‘In your 20’s you care deeply what people think about you.
In your 40’s you stop caring what they think.
In your 60’s you realize they weren’t thinking about you in the first place.’
Paul Orfalea, Founder of Kinkos
‘Is this shirt too much of a statement?’ I asked my wife.
‘I don’t want everyone to think that – No I can’t wear this one…. The collar sticks out. It looks like I’m trying too hard.’
I stood in front of the mirror, dressing and undressing until I found the right combination of pants, shirt and jacket.
As much as I didn’t want to admit it, I cared.
I thought I got rid of that disease years ago, when I sold my M6 BMW, crammed everything I owned into one bag and jetted off to Italy.

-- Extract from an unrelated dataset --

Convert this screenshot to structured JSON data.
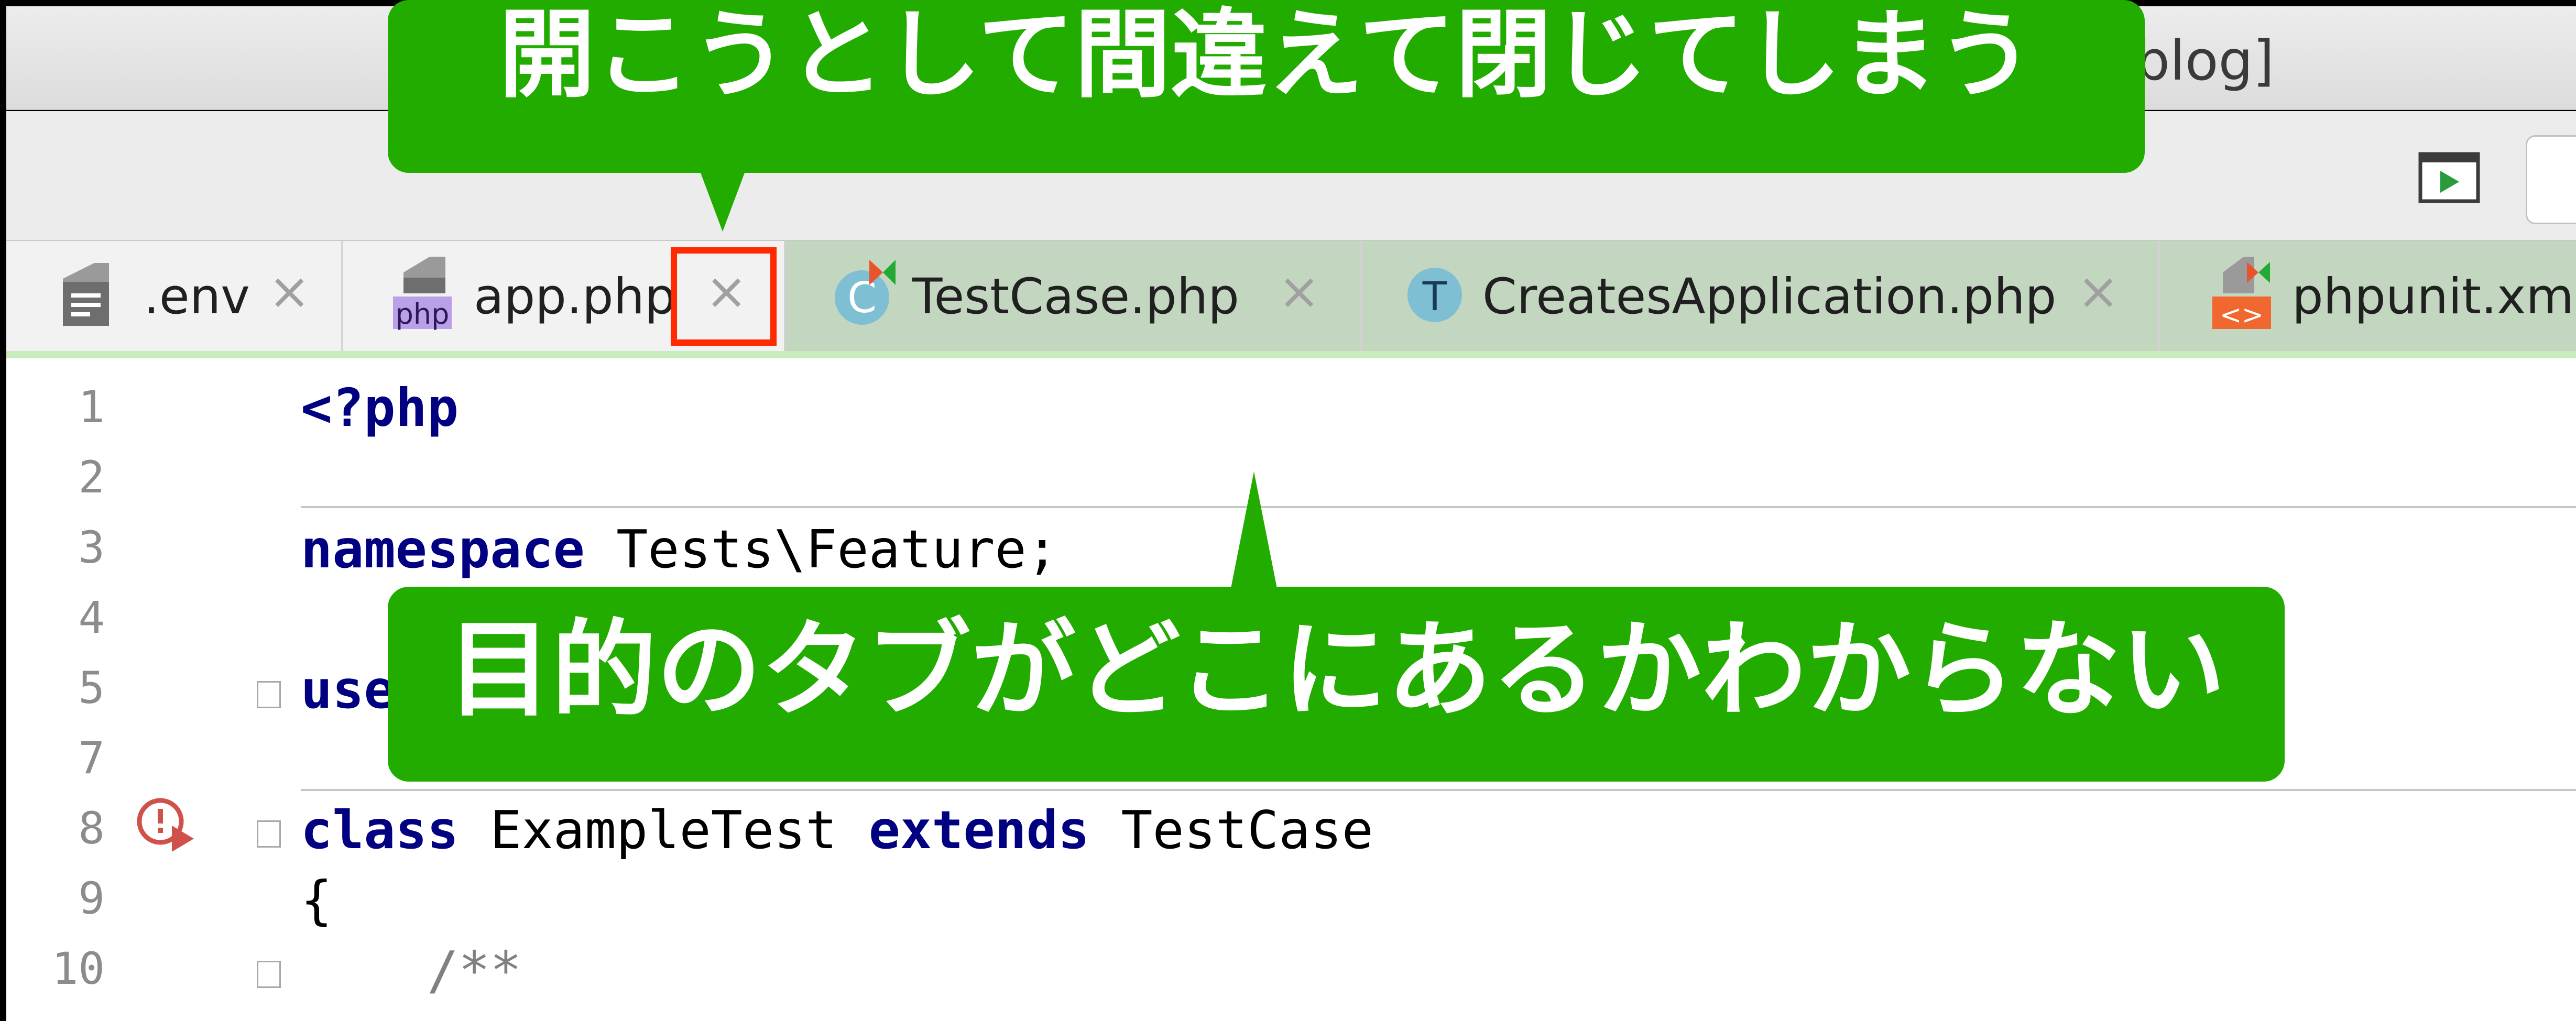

I didn’t want to feel the need to wear on my Hérmes watch, a status symbol I had bought in Macau as a present to myself after an epic session.
I wore it anyway.
‘I don’t really care about seeing everyone,’ was the line I heard the most that night. Attempting to play nonchalant was a defensive tactic of the fragile person we once were, who’s rightly scared to face the reality that we may be the same person we were 10 years ago.
‘Oh my God: Alec Torelli!’ she said, her vocal tonality and level of excitement couldn’t possibly have matched how she actually felt.
I turned to see Kelsey, a short, bubbly girl who I didn’t know much about beyond her name. We hadn’t seen each other for 10 years, and hardly spoke a word in the 4 before that.
‘What was the most interesting experience you’ve had since high school?’ she asked openly. It was refreshing that she didn’t immediately profile me with a job description, like a boss in an interview.
‘I’ll have to get back to you on that.’ I said. We exchanged a few pleasantries before I scurried off.
I made my laps around the small outdoor patio, opening conversations with some, avoiding them with others.
I caught up with Amy, a bouncy, full throttle woman who moved to Boulder to practice yoga. Immediately my mind goes back to the first memory I have with her – playing truth or dare at a 7th grade party, her kissing me. I wiped the red lipstick profusely off my face before my parents arrived to pick me up.
I bumped into Stacie, and even though she was doing something far more interesting now, she was still the girl who hooked everyone up with free ice cream at ColdStone. She drove me around once in her white Jetta the same week she got her license (for the first 6 months one isn’t allowed to have any passengers in their car) and we blasted AFI while driving up and down the Newport Coast, our biggest worry was finding the best place to eat a burger.
I talked to Marcus who became a school teacher. I couldn’t see him as anything else.
It was good to see people doing what they were meant to do, offering their gifts to the world. Too many were still looking.
I ran into Mike who sang with me in Lés Miserables ten years ago. Both of us admitted we hadn’t sung since then, yet still wish we had. Only the young and the old make time for the things that matter.
I saw a group of jocks from high school. The only thing that seemed to have changed was the quantity of beer they could consume. I felt relieved that I didn’t need to get wasted to enjoy other’s company.
It’s cool to binge in high school; acceptable in college and pathetic once you’re out. What seemed most painful about watching them was that they had done little with their most precious asset; their time.
Whereas being forced to be a part of the same group in high school binds everyone together, as adults the river of time carries us in the direction of our choices.
I checked my watch. ‘3:00 pm?’ I hadn’t bothered to change the time since Macau. Nobody wears a watch to tell time anyway.
I pulled out my iPhone and saw it was 11:00 pm – the party was winding down. I made my rounds, said my goodbyes.
Kelsey shows up again. The only thing to do was talk.
She jumped right in, chirpy like a bird.
I learnt that she had 3 children, her first at 20. Together with her husband, they had moved to Virginia, had a child and bought their first home all before she turned 21.
‘I wasn’t allowed to drink at my wedding,’ she laughed.
One of the many laws that aren’t rooted in logic.
‘I can’t believe you have a 7-year-old kid! He’s going to be out of the house by our 20 year reunion.’
And for the first time that night I felt challenged. Where was I going to be?
My favorite experience since high school became so clear I was ashamed I didn’t see it sooner. There was only one answer.
‘Marrying my wife,’ I told her.
Marriage is a symbol of one’s evolution. Isn’t that the plagued reason we all come to reunions, to show others that the past 10 years weren’t merely an extension of the previous four, but something more?
It appeared to me that Kelsey had a lot more than everyone. If evolution is the measure of one’s success, I couldn’t help but appreciate the irony that this humble woman was the most successful person there.
The last 10 years have just passed. Oh, how it all seemed like yesterday.
Now it’s time for the next 10. What will we make of it?